→ **Material for this task**:

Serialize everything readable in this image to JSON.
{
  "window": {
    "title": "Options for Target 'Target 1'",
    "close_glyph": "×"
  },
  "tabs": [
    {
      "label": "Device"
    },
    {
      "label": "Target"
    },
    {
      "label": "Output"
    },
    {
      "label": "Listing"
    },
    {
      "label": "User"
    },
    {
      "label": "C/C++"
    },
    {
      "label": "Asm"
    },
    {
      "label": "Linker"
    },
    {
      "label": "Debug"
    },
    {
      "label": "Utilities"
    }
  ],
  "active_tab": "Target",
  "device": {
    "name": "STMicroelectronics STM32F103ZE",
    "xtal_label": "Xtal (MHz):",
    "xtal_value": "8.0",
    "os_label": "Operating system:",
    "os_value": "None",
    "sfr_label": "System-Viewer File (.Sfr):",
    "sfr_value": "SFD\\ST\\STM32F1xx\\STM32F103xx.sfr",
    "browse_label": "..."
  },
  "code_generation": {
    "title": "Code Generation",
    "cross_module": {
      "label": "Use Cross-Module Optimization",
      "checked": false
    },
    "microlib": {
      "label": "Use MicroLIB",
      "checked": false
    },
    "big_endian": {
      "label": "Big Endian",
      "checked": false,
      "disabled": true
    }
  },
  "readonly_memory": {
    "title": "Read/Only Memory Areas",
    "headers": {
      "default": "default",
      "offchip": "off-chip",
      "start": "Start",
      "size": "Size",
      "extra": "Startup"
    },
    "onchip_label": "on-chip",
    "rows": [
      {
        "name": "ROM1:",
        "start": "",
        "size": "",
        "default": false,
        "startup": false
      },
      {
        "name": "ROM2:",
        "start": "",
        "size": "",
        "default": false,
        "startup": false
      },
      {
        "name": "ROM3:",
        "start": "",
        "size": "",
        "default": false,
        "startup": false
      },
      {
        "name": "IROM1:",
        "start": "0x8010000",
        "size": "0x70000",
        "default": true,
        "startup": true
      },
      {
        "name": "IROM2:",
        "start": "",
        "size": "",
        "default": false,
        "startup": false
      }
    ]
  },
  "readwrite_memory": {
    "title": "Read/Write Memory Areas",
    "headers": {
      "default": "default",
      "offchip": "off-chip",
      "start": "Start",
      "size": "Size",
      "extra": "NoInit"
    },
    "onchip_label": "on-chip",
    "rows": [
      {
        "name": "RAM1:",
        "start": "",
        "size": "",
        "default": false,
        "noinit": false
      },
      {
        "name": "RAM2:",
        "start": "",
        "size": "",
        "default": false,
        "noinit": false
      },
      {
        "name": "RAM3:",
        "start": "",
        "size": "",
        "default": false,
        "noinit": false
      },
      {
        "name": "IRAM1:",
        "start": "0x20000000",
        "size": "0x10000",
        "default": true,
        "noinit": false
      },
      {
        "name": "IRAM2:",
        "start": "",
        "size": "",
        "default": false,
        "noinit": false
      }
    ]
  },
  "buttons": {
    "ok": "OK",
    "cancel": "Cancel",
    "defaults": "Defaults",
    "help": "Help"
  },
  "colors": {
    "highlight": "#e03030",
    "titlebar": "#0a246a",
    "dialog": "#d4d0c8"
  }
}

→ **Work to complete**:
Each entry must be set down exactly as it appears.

→ **Answer to the exercise**:
Serialize everything readable in this image to JSON.
{
  "window": {
    "title": "Options for Target 'Target 1'",
    "close_glyph": "×"
  },
  "tabs": [
    {
      "label": "Device"
    },
    {
      "label": "Target"
    },
    {
      "label": "Output"
    },
    {
      "label": "Listing"
    },
    {
      "label": "User"
    },
    {
      "label": "C/C++"
    },
    {
      "label": "Asm"
    },
    {
      "label": "Linker"
    },
    {
      "label": "Debug"
    },
    {
      "label": "Utilities"
    }
  ],
  "active_tab": "Target",
  "device": {
    "name": "STMicroelectronics STM32F103ZE",
    "xtal_label": "Xtal (MHz):",
    "xtal_value": "8.0",
    "os_label": "Operating system:",
    "os_value": "None",
    "sfr_label": "System-Viewer File (.Sfr):",
    "sfr_value": "SFD\\ST\\STM32F1xx\\STM32F103xx.sfr",
    "browse_label": "..."
  },
  "code_generation": {
    "title": "Code Generation",
    "cross_module": {
      "label": "Use Cross-Module Optimization",
      "checked": false
    },
    "microlib": {
      "label": "Use MicroLIB",
      "checked": false
    },
    "big_endian": {
      "label": "Big Endian",
      "checked": false,
      "disabled": true
    }
  },
  "readonly_memory": {
    "title": "Read/Only Memory Areas",
    "headers": {
      "default": "default",
      "offchip": "off-chip",
      "start": "Start",
      "size": "Size",
      "extra": "Startup"
    },
    "onchip_label": "on-chip",
    "rows": [
      {
        "name": "ROM1:",
        "start": "",
        "size": "",
        "default": false,
        "startup": false
      },
      {
        "name": "ROM2:",
        "start": "",
        "size": "",
        "default": false,
        "startup": false
      },
      {
        "name": "ROM3:",
        "start": "",
        "size": "",
        "default": false,
        "startup": false
      },
      {
        "name": "IROM1:",
        "start": "0x8010000",
        "size": "0x70000",
        "default": true,
        "startup": true
      },
      {
        "name": "IROM2:",
        "start": "",
        "size": "",
        "default": false,
        "startup": false
      }
    ]
  },
  "readwrite_memory": {
    "title": "Read/Write Memory Areas",
    "headers": {
      "default": "default",
      "offchip": "off-chip",
      "start": "Start",
      "size": "Size",
      "extra": "NoInit"
    },
    "onchip_label": "on-chip",
    "rows": [
      {
        "name": "RAM1:",
        "start": "",
        "size": "",
        "default": false,
        "noinit": false
      },
      {
        "name": "RAM2:",
        "start": "",
        "size": "",
        "default": false,
        "noinit": false
      },
      {
        "name": "RAM3:",
        "start": "",
        "size": "",
        "default": false,
        "noinit": false
      },
      {
        "name": "IRAM1:",
        "start": "0x20000000",
        "size": "0x10000",
        "default": true,
        "noinit": false
      },
      {
        "name": "IRAM2:",
        "start": "",
        "size": "",
        "default": false,
        "noinit": false
      }
    ]
  },
  "buttons": {
    "ok": "OK",
    "cancel": "Cancel",
    "defaults": "Defaults",
    "help": "Help"
  },
  "colors": {
    "highlight": "#e03030",
    "titlebar": "#0a246a",
    "dialog": "#d4d0c8"
  }
}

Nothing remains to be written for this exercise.